All eyes are on the AfD’s finances following reports of large donations from Switzerland and Holland. Now, reporting has revealed that the right-wing party has enjoyed big-money support from the very beginning.
By Melanie Amann, Sven Becker and Sven Röbel
Michele Tantussi/ Getty Images
AfD leader Alexander Gauland and co-floor leader Alice Weidel
November 30, 2018
The mission to save the German nation got its start on May 1, 2017, at a restaurant on the outskirts of Munich called the Wirtshaus zu Marienburg. That Wednesday, businessman Ernst Knut Stahl, 74, met two people for lunch: a journalist from a Bavarian state broadcaster
Discretion is important to Stahl. There are few photos of him in public circulation, and the same holds true for his boss, the 88-year-old billionaire August von Finck, Jr. Stahl is Finck’s asset manager, making him something like the baron’s right-hand man.

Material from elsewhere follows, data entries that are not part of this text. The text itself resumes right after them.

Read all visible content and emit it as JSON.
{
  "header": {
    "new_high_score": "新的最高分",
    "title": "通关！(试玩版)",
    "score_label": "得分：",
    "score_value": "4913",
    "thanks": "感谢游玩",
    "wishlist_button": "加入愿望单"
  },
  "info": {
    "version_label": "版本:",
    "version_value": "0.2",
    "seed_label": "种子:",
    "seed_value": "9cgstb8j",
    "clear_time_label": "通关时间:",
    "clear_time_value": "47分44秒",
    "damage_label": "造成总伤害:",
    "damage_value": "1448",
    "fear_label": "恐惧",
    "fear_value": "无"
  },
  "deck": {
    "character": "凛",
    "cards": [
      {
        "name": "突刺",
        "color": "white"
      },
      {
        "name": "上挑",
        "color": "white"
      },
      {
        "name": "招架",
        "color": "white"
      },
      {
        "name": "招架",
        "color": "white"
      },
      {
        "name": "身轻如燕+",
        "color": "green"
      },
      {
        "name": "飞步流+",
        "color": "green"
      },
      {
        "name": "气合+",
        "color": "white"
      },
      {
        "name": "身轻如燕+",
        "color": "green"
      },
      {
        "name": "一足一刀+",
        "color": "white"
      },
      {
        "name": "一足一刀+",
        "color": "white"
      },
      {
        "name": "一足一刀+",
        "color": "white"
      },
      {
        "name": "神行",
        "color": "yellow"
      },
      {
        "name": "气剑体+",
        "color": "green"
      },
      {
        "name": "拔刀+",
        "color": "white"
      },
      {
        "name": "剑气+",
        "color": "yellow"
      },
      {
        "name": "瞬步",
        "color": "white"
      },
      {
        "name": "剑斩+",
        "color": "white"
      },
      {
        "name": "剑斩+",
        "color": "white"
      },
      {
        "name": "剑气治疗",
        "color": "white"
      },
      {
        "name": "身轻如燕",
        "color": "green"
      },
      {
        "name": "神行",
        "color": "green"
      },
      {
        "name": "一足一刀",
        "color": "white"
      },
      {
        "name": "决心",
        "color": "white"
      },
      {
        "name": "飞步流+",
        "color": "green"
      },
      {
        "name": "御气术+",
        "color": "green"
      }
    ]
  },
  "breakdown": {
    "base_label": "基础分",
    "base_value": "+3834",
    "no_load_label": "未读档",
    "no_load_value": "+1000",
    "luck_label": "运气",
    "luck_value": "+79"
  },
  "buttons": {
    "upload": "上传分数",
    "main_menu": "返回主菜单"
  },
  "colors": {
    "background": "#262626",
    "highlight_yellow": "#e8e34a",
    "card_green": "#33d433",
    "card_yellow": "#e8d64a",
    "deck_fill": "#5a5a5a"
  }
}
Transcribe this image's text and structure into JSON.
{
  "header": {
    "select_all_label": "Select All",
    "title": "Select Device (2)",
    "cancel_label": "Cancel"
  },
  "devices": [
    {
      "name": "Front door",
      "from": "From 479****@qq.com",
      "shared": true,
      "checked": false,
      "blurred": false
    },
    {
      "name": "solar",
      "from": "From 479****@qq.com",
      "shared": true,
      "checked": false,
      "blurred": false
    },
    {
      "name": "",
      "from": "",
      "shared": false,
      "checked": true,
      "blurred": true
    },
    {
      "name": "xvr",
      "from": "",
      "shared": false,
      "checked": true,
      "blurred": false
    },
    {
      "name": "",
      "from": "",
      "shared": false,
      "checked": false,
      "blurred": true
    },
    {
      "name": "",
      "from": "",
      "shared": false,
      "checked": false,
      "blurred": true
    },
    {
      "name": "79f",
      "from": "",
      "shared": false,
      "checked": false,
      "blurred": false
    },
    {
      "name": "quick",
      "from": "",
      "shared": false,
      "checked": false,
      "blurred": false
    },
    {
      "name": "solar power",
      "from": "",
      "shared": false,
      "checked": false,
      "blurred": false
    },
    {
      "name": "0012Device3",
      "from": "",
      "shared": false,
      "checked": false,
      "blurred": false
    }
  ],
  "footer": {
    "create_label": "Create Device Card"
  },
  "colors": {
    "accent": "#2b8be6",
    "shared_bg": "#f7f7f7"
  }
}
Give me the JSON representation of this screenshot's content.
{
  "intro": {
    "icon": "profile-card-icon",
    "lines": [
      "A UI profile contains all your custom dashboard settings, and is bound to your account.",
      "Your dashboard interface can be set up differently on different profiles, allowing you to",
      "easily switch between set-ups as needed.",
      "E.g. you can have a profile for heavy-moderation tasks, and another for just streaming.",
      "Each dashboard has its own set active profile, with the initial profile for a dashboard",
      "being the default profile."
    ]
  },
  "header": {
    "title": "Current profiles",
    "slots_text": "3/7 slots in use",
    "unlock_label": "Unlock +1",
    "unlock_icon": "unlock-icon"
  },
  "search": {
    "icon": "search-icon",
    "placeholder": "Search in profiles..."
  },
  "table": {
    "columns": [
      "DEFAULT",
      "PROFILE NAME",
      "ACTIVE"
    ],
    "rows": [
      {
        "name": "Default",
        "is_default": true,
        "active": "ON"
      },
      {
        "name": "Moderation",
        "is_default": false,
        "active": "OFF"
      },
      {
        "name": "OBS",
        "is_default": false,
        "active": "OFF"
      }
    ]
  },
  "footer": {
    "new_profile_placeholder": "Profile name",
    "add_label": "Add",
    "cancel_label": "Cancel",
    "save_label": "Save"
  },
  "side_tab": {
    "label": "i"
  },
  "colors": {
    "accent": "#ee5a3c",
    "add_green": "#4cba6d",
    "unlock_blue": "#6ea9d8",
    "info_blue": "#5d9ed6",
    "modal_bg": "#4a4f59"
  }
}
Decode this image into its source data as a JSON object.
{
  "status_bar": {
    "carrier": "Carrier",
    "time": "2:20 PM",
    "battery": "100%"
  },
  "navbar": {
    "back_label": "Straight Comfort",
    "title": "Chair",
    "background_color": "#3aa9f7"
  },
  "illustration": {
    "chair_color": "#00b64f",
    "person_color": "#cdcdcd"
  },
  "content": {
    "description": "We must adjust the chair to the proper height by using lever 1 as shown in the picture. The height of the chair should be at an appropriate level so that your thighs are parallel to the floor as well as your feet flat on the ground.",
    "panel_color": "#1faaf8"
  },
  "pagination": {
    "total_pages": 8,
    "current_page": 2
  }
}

The publisher, who is known for his anti-Merkel positions, had no idea what to expect from the lunch. Once the three had taken their seats, Stahl kicked off the discussion by holding forth about the political situation in the country. “There’s danger ahead,” Stahl said, according to a statement made under oath by the publisher and to which DER SPIEGEL has access. (The following account of the May 1, 2017, meeting all comes from that affidavit.) “There is a street in New York with lots of investment bankers, lawyers and so forth,” Stahl continued. “Coincidentally, they are all Jews, but that’s not relevant here. They want to push Germany into ruin. They control everything. Merkel and also Ralf Stegner from the SPD,” a reference to a senior member of the center-left Social Democrats.